▸ Task instructions
Wherever a line in the records contains the word "JSON", return that line.

== Segment start ==

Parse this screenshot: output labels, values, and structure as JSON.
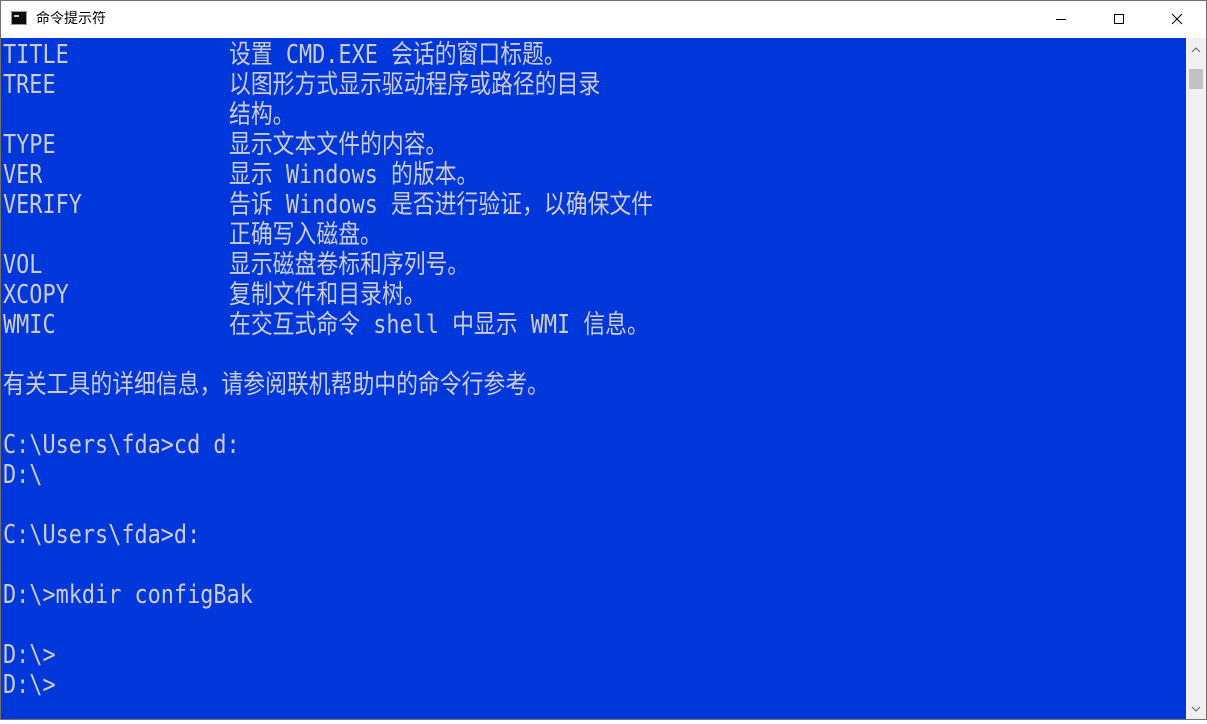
{
  "window": {
    "title": "命令提示符",
    "icon": "cmd-console-icon",
    "controls": {
      "minimize": "minimize-icon",
      "maximize": "maximize-icon",
      "close": "close-icon"
    }
  },
  "console": {
    "background": "#0037da",
    "foreground": "#cccccc",
    "help_rows": [
      {
        "cmd": "TITLE",
        "desc": "设置 CMD.EXE 会话的窗口标题。"
      },
      {
        "cmd": "TREE",
        "desc": "以图形方式显示驱动程序或路径的目录"
      },
      {
        "cmd": "",
        "desc": "结构。"
      },
      {
        "cmd": "TYPE",
        "desc": "显示文本文件的内容。"
      },
      {
        "cmd": "VER",
        "desc": "显示 Windows 的版本。"
      },
      {
        "cmd": "VERIFY",
        "desc": "告诉 Windows 是否进行验证，以确保文件"
      },
      {
        "cmd": "",
        "desc": "正确写入磁盘。"
      },
      {
        "cmd": "VOL",
        "desc": "显示磁盘卷标和序列号。"
      },
      {
        "cmd": "XCOPY",
        "desc": "复制文件和目录树。"
      },
      {
        "cmd": "WMIC",
        "desc": "在交互式命令 shell 中显示 WMI 信息。"
      }
    ],
    "lines": [
      "有关工具的详细信息，请参阅联机帮助中的命令行参考。",
      "C:\\Users\\fda>cd d:",
      "D:\\",
      "C:\\Users\\fda>d:",
      "D:\\>mkdir configBak",
      "D:\\>",
      "D:\\>"
    ]
  }
}
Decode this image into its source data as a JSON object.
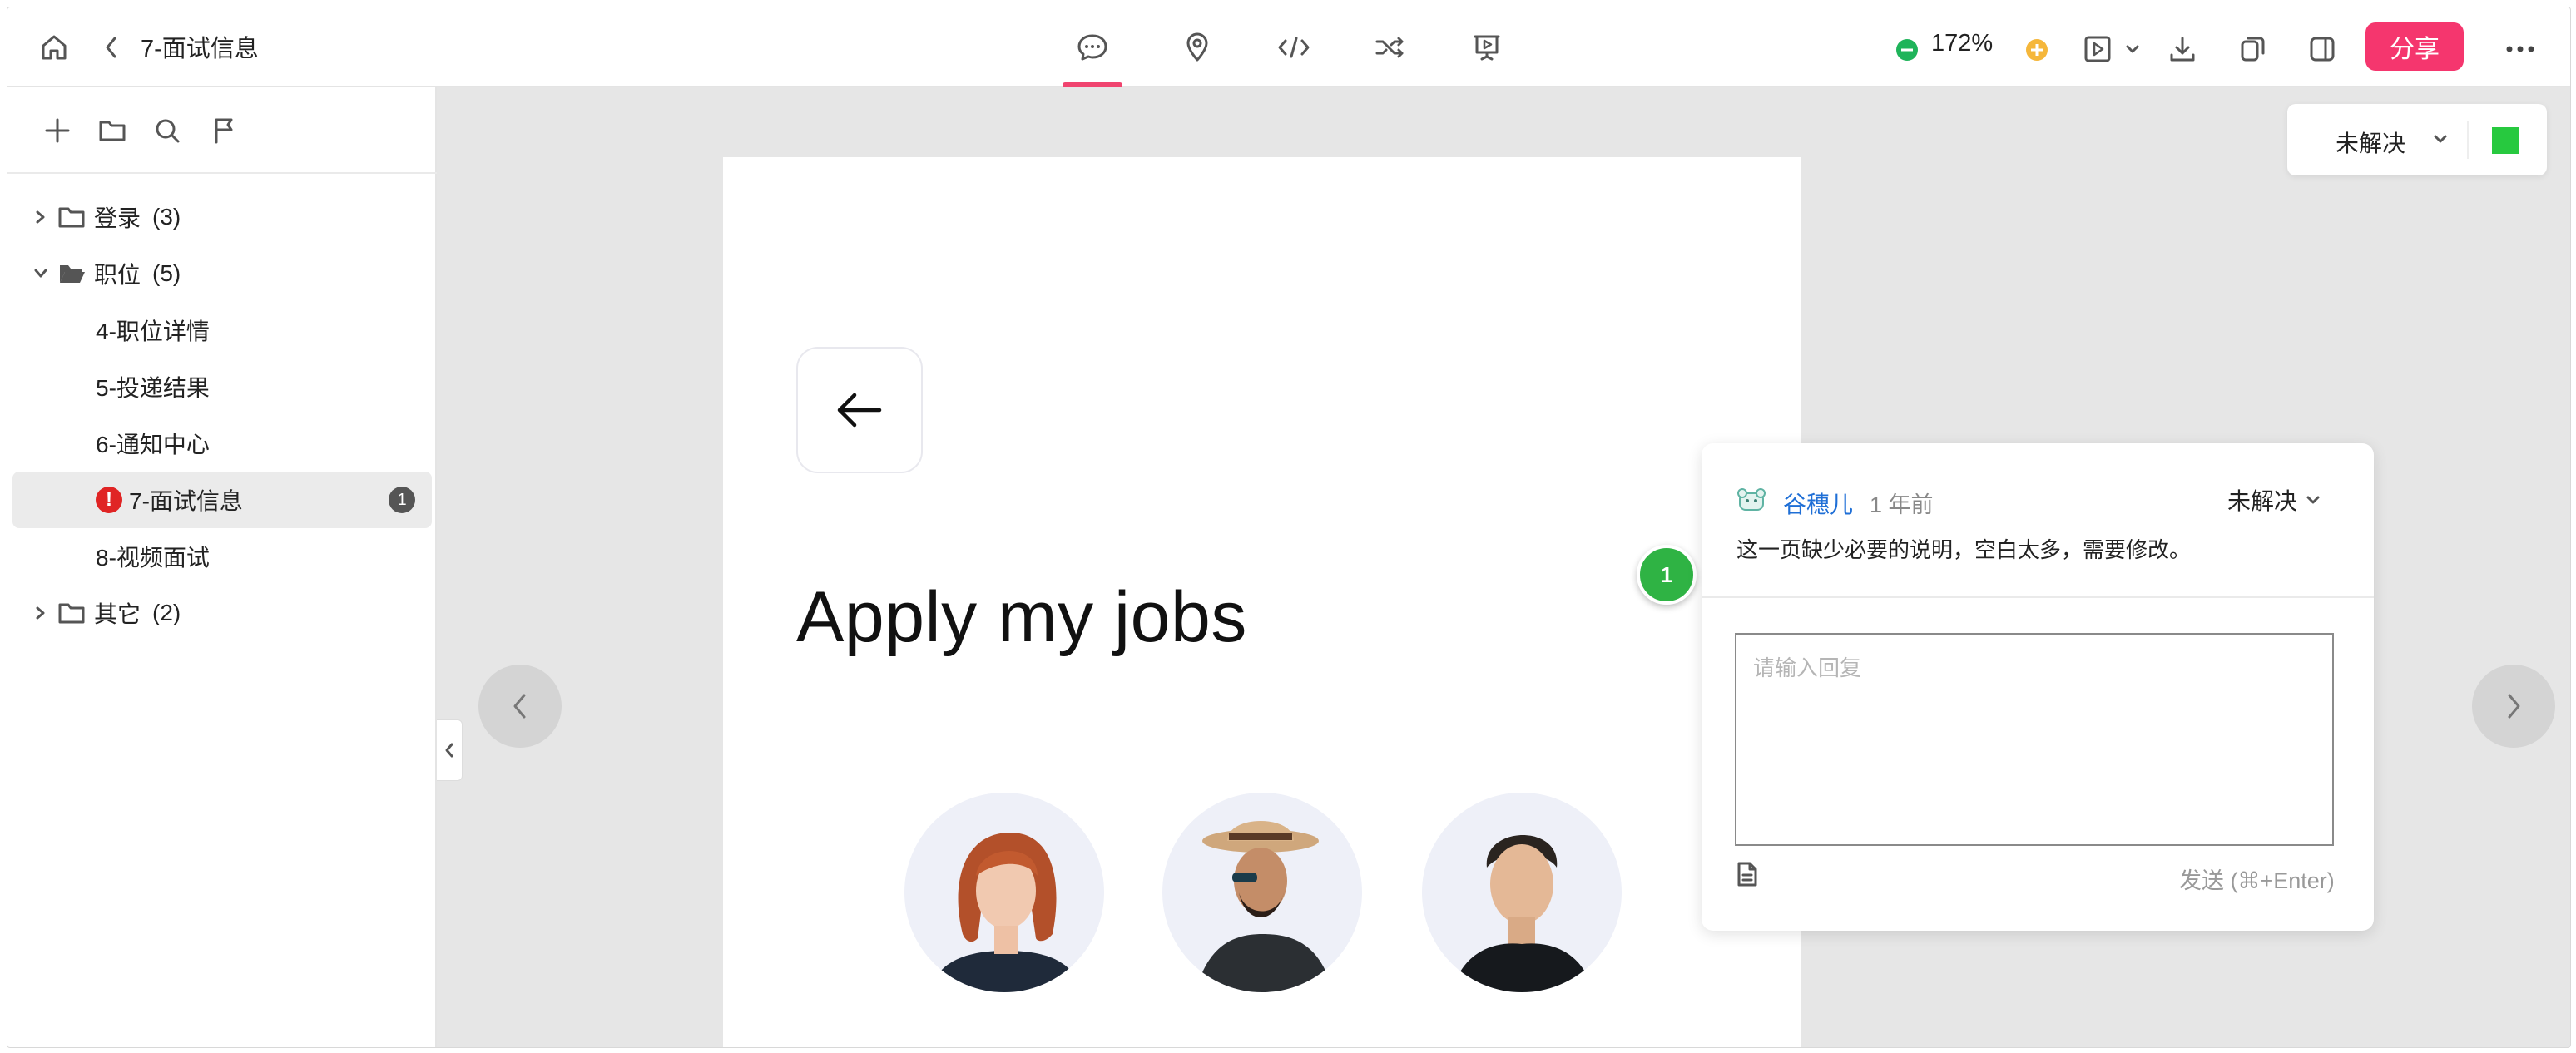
{
  "header": {
    "title": "7-面试信息",
    "zoom": "172%",
    "share_label": "分享",
    "tabs": [
      {
        "name": "comment-icon",
        "active": true
      },
      {
        "name": "location-pin-icon",
        "active": false
      },
      {
        "name": "code-icon",
        "active": false
      },
      {
        "name": "shuffle-icon",
        "active": false
      },
      {
        "name": "presentation-icon",
        "active": false
      }
    ],
    "accent": "#f5366e"
  },
  "sidebar": {
    "tree": [
      {
        "label": "登录",
        "count": "(3)",
        "type": "folder",
        "expanded": false
      },
      {
        "label": "职位",
        "count": "(5)",
        "type": "folder",
        "expanded": true
      },
      {
        "label": "4-职位详情",
        "type": "page"
      },
      {
        "label": "5-投递结果",
        "type": "page"
      },
      {
        "label": "6-通知中心",
        "type": "page"
      },
      {
        "label": "7-面试信息",
        "type": "page",
        "active": true,
        "error": "!",
        "badge": "1"
      },
      {
        "label": "8-视频面试",
        "type": "page"
      },
      {
        "label": "其它",
        "count": "(2)",
        "type": "folder",
        "expanded": false
      }
    ]
  },
  "canvas": {
    "heading": "Apply my jobs",
    "status_filter": "未解决",
    "status_color": "#27c93f"
  },
  "comment": {
    "pin_number": "1",
    "author": "谷穗儿",
    "time": "1 年前",
    "status": "未解决",
    "text": "这一页缺少必要的说明，空白太多，需要修改。",
    "reply_placeholder": "请输入回复",
    "send_label": "发送 (⌘+Enter)"
  }
}
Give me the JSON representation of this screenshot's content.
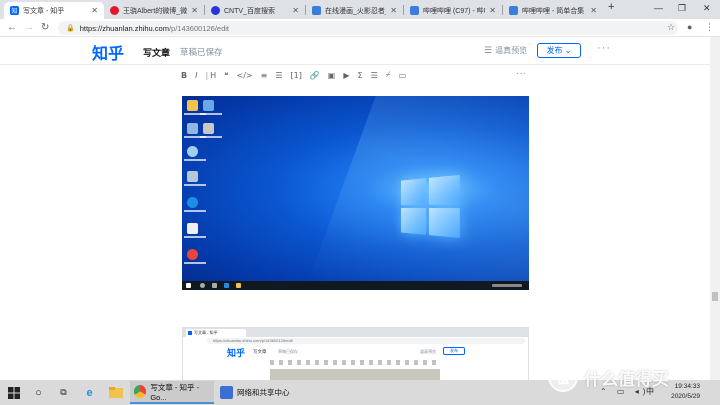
{
  "browser": {
    "tabs": [
      {
        "label": "写文章 - 知乎",
        "favicon": "zhihu-icon",
        "color": "#0066ff",
        "active": true
      },
      {
        "label": "王骁Albert的微博_微博",
        "favicon": "weibo-icon",
        "color": "#e6162d"
      },
      {
        "label": "CNTV_百度搜索",
        "favicon": "baidu-icon",
        "color": "#2932e1"
      },
      {
        "label": "在线漫画_火影忍者_海贼王",
        "favicon": "page-icon",
        "color": "#3b7ddd"
      },
      {
        "label": "哔哩哔哩 (C97) - 哔哩哔哩",
        "favicon": "page-icon",
        "color": "#3b7ddd"
      },
      {
        "label": "哔哩哔哩 - 简单合集",
        "favicon": "page-icon",
        "color": "#3b7ddd"
      }
    ],
    "new_tab": "+",
    "url_host": "https://zhuanlan.zhihu.com",
    "url_path": "/p/143600126/edit"
  },
  "zhihu": {
    "logo": "知乎",
    "page_title": "写文章",
    "save_status": "草稿已保存",
    "preview_label": "逼真预览",
    "publish_label": "发布 ⌄",
    "more_label": "···"
  },
  "editor_toolbar": [
    "B",
    "I",
    "H",
    "❝",
    "</>",
    "≡",
    "☰",
    "[1]",
    "🔗",
    "▣",
    "▶",
    "Σ",
    "☰",
    "⌿",
    "▭"
  ],
  "editor_more": "···",
  "embedded_screenshot": {
    "tab_label": "写文章 - 知乎",
    "url": "https://zhuanlan.zhihu.com/p/143600126/edit",
    "logo": "知乎",
    "title": "写文章",
    "saved": "草稿已保存",
    "preview": "逼真预览",
    "publish": "发布"
  },
  "taskbar": {
    "apps": [
      {
        "label": "写文章 - 知乎 - Go...",
        "icon": "chrome-icon",
        "color": "#e8453c",
        "active": true
      },
      {
        "label": "网络和共享中心",
        "icon": "network-icon",
        "color": "#3b6fd4",
        "active": false
      }
    ],
    "ime": "中",
    "time": "19:34:33",
    "date": "2020/5/29"
  },
  "watermark": {
    "badge": "值",
    "text": "什么值得买"
  }
}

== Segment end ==

▸ Problem solution
Parse this screenshot: output labels, values, and structure as JSON.
Decode this image into its source data as a JSON object.
Give me the JSON representation of this screenshot's content.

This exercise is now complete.